▶ _EXERCISE_
What is needed is every line of the material that contains "screenshot".

(SUPPLIED RECORDS Opens)

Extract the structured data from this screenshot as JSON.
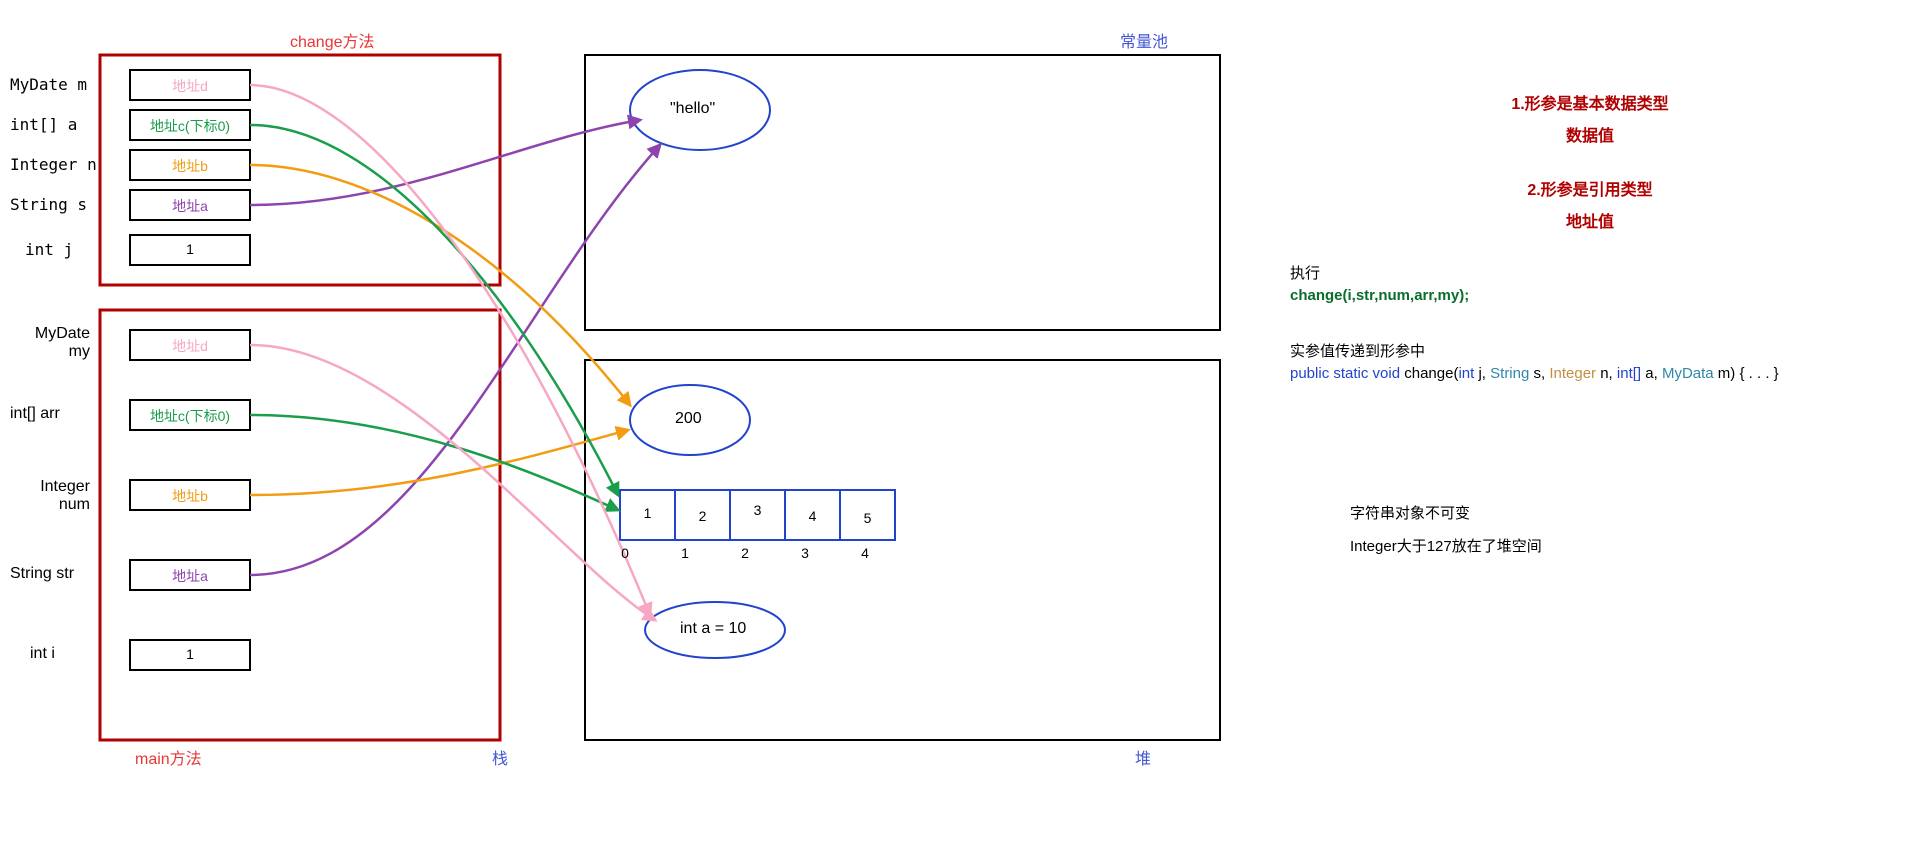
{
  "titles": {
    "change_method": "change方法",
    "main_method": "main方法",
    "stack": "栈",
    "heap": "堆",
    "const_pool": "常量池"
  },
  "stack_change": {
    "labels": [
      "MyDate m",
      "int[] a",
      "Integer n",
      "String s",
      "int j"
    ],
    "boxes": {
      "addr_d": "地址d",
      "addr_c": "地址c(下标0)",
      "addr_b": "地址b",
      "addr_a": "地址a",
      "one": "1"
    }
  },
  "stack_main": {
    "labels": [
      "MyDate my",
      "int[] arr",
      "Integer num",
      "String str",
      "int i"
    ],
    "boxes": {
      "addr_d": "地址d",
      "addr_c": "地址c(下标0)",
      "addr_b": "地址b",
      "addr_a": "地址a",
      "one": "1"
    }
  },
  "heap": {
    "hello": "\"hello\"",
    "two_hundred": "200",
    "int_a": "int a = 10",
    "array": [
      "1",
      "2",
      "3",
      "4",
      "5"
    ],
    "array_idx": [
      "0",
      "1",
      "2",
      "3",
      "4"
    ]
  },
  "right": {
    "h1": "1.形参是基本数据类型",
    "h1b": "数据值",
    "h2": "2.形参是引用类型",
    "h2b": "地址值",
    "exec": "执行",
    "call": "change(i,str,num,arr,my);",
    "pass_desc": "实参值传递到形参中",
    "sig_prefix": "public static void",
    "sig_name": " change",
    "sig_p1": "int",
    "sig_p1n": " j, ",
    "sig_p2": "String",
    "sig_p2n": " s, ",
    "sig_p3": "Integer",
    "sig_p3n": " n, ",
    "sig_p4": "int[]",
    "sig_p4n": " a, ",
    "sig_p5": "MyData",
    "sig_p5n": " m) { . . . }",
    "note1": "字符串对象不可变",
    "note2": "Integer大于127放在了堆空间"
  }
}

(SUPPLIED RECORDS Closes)
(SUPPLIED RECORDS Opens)

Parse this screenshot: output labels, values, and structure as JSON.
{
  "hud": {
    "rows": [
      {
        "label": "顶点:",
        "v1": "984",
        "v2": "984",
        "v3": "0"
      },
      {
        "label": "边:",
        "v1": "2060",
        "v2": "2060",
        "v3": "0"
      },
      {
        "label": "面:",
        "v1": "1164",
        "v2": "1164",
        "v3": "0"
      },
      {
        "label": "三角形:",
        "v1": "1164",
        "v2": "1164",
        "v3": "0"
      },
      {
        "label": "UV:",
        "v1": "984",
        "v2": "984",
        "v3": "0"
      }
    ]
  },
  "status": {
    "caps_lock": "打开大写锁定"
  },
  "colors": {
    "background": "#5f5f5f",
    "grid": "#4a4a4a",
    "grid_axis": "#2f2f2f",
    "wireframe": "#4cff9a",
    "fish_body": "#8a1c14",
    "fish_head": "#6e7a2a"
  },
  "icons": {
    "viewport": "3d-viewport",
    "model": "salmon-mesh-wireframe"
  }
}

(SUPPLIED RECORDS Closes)

▶ _YOUR SOLUTION_
Extract the structured data from this screenshot as JSON.
Parse this screenshot: output labels, values, and structure as JSON.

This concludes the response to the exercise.